## [Data excerpts]
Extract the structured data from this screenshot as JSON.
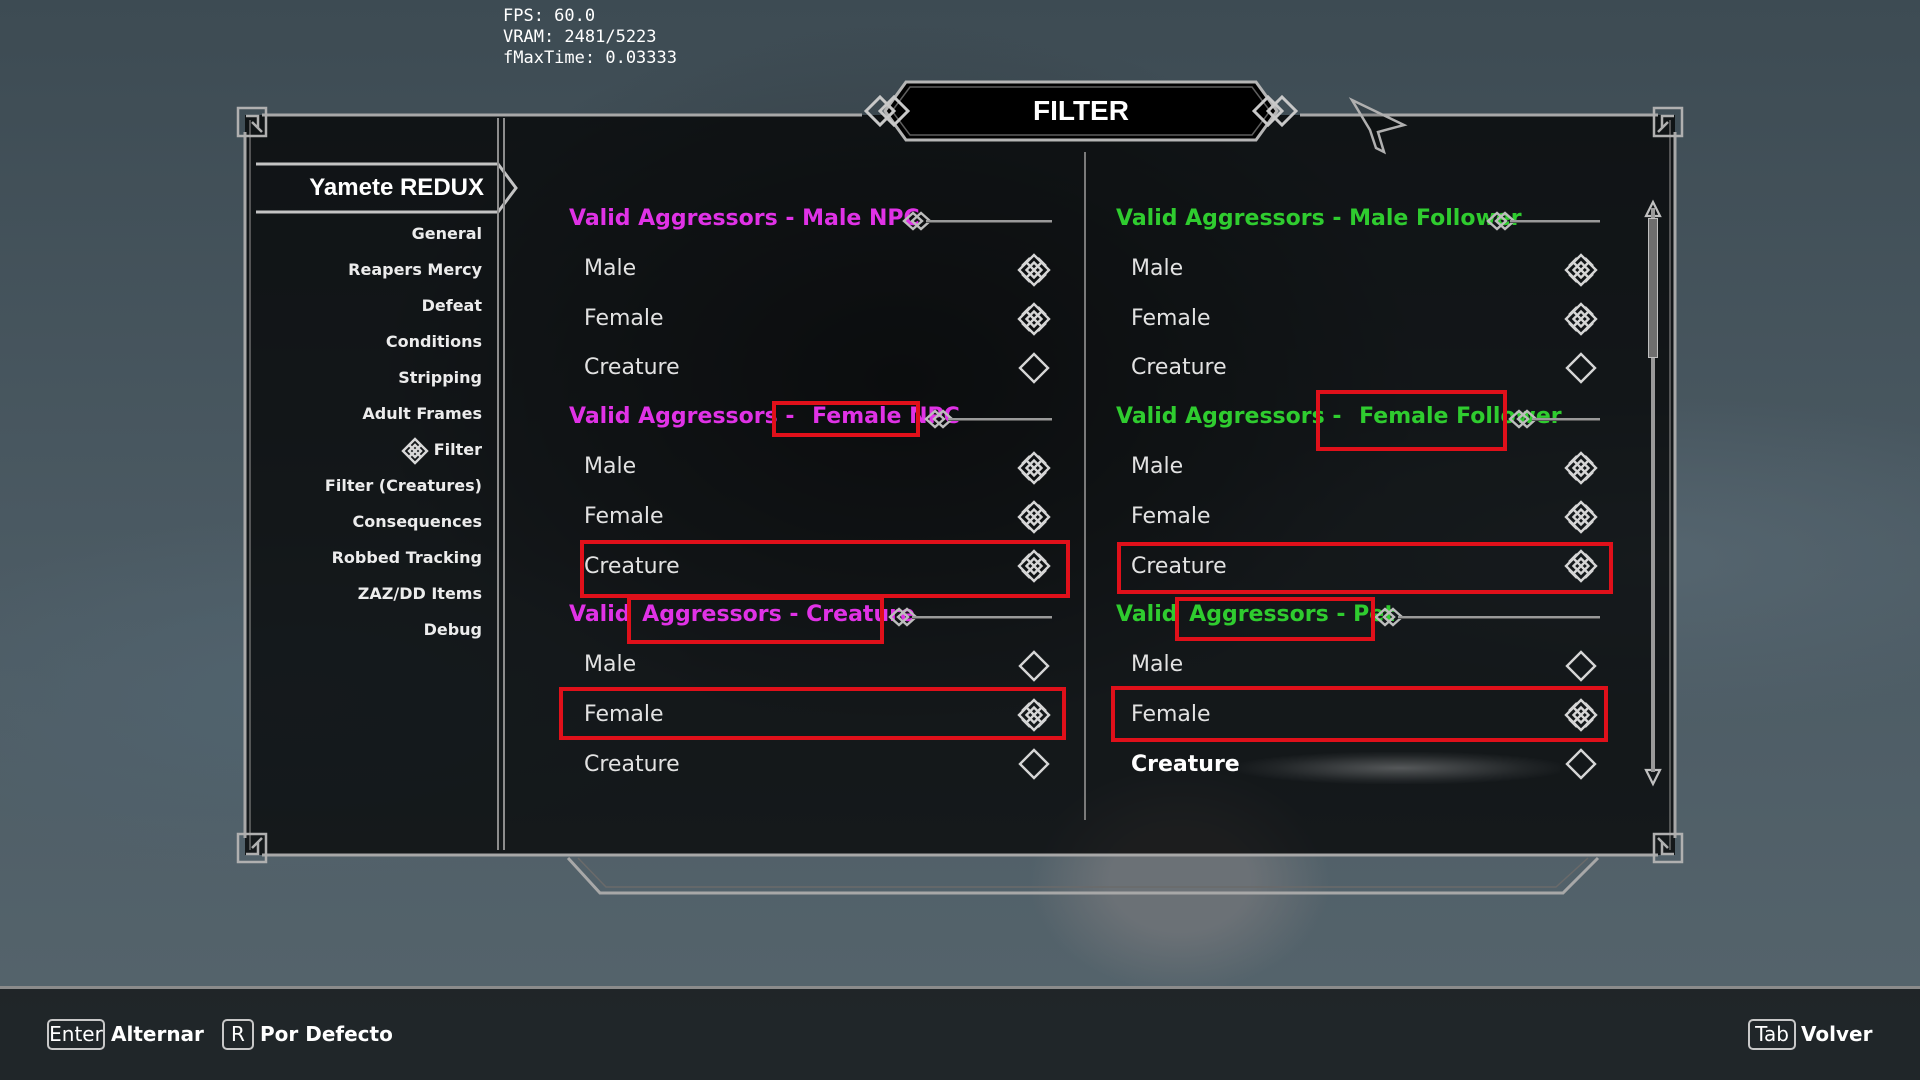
{
  "debug": {
    "fps": "FPS: 60.0",
    "vram": "VRAM: 2481/5223",
    "fmaxtime": "fMaxTime: 0.03333"
  },
  "window": {
    "title": "FILTER"
  },
  "sidebar": {
    "mod_title": "Yamete REDUX",
    "items": [
      {
        "label": "General"
      },
      {
        "label": "Reapers Mercy"
      },
      {
        "label": "Defeat"
      },
      {
        "label": "Conditions"
      },
      {
        "label": "Stripping"
      },
      {
        "label": "Adult Frames"
      },
      {
        "label": "Filter",
        "active": true
      },
      {
        "label": "Filter (Creatures)"
      },
      {
        "label": "Consequences"
      },
      {
        "label": "Robbed Tracking"
      },
      {
        "label": "ZAZ/DD Items"
      },
      {
        "label": "Debug"
      }
    ]
  },
  "left": {
    "sections": [
      {
        "header": "Valid Aggressors - Male NPC",
        "options": [
          {
            "label": "Male",
            "checked": true
          },
          {
            "label": "Female",
            "checked": true
          },
          {
            "label": "Creature",
            "checked": false
          }
        ]
      },
      {
        "header_pre": "Valid Aggressors - ",
        "header_hl": "Female NPC",
        "options": [
          {
            "label": "Male",
            "checked": true
          },
          {
            "label": "Female",
            "checked": true
          },
          {
            "label": "Creature",
            "checked": true
          }
        ]
      },
      {
        "header_pre": "Valid ",
        "header_hl": "Aggressors - Creature",
        "options": [
          {
            "label": "Male",
            "checked": false
          },
          {
            "label": "Female",
            "checked": true
          },
          {
            "label": "Creature",
            "checked": false
          }
        ]
      }
    ]
  },
  "right": {
    "sections": [
      {
        "header": "Valid Aggressors - Male Follower",
        "options": [
          {
            "label": "Male",
            "checked": true
          },
          {
            "label": "Female",
            "checked": true
          },
          {
            "label": "Creature",
            "checked": false
          }
        ]
      },
      {
        "header_pre": "Valid Aggressors - ",
        "header_hl": "Female Follower",
        "options": [
          {
            "label": "Male",
            "checked": true
          },
          {
            "label": "Female",
            "checked": true
          },
          {
            "label": "Creature",
            "checked": true
          }
        ]
      },
      {
        "header_pre": "Valid ",
        "header_hl": "Aggressors - Pet",
        "options": [
          {
            "label": "Male",
            "checked": false
          },
          {
            "label": "Female",
            "checked": true
          },
          {
            "label": "Creature",
            "checked": false
          }
        ]
      }
    ]
  },
  "footer": {
    "toggle": {
      "key": "Enter",
      "label": "Alternar"
    },
    "default": {
      "key": "R",
      "label": "Por Defecto"
    },
    "back": {
      "key": "Tab",
      "label": "Volver"
    }
  },
  "colors": {
    "npc_header": "#e032e6",
    "follower_header": "#2fcc2f",
    "highlight_box": "#e0101a"
  },
  "icons": {
    "checked": "knot-checked-icon",
    "unchecked": "diamond-unchecked-icon"
  }
}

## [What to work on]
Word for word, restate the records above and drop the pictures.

## [Task response]
Extract the structured data from this screenshot as JSON.
{
  "debug": {
    "fps": "FPS: 60.0",
    "vram": "VRAM: 2481/5223",
    "fmaxtime": "fMaxTime: 0.03333"
  },
  "window": {
    "title": "FILTER"
  },
  "sidebar": {
    "mod_title": "Yamete REDUX",
    "items": [
      {
        "label": "General"
      },
      {
        "label": "Reapers Mercy"
      },
      {
        "label": "Defeat"
      },
      {
        "label": "Conditions"
      },
      {
        "label": "Stripping"
      },
      {
        "label": "Adult Frames"
      },
      {
        "label": "Filter",
        "active": true
      },
      {
        "label": "Filter (Creatures)"
      },
      {
        "label": "Consequences"
      },
      {
        "label": "Robbed Tracking"
      },
      {
        "label": "ZAZ/DD Items"
      },
      {
        "label": "Debug"
      }
    ]
  },
  "left": {
    "sections": [
      {
        "header": "Valid Aggressors - Male NPC",
        "options": [
          {
            "label": "Male",
            "checked": true
          },
          {
            "label": "Female",
            "checked": true
          },
          {
            "label": "Creature",
            "checked": false
          }
        ]
      },
      {
        "header_pre": "Valid Aggressors - ",
        "header_hl": "Female NPC",
        "options": [
          {
            "label": "Male",
            "checked": true
          },
          {
            "label": "Female",
            "checked": true
          },
          {
            "label": "Creature",
            "checked": true
          }
        ]
      },
      {
        "header_pre": "Valid ",
        "header_hl": "Aggressors - Creature",
        "options": [
          {
            "label": "Male",
            "checked": false
          },
          {
            "label": "Female",
            "checked": true
          },
          {
            "label": "Creature",
            "checked": false
          }
        ]
      }
    ]
  },
  "right": {
    "sections": [
      {
        "header": "Valid Aggressors - Male Follower",
        "options": [
          {
            "label": "Male",
            "checked": true
          },
          {
            "label": "Female",
            "checked": true
          },
          {
            "label": "Creature",
            "checked": false
          }
        ]
      },
      {
        "header_pre": "Valid Aggressors - ",
        "header_hl": "Female Follower",
        "options": [
          {
            "label": "Male",
            "checked": true
          },
          {
            "label": "Female",
            "checked": true
          },
          {
            "label": "Creature",
            "checked": true
          }
        ]
      },
      {
        "header_pre": "Valid ",
        "header_hl": "Aggressors - Pet",
        "options": [
          {
            "label": "Male",
            "checked": false
          },
          {
            "label": "Female",
            "checked": true
          },
          {
            "label": "Creature",
            "checked": false
          }
        ]
      }
    ]
  },
  "footer": {
    "toggle": {
      "key": "Enter",
      "label": "Alternar"
    },
    "default": {
      "key": "R",
      "label": "Por Defecto"
    },
    "back": {
      "key": "Tab",
      "label": "Volver"
    }
  },
  "colors": {
    "npc_header": "#e032e6",
    "follower_header": "#2fcc2f",
    "highlight_box": "#e0101a"
  },
  "icons": {
    "checked": "knot-checked-icon",
    "unchecked": "diamond-unchecked-icon"
  }
}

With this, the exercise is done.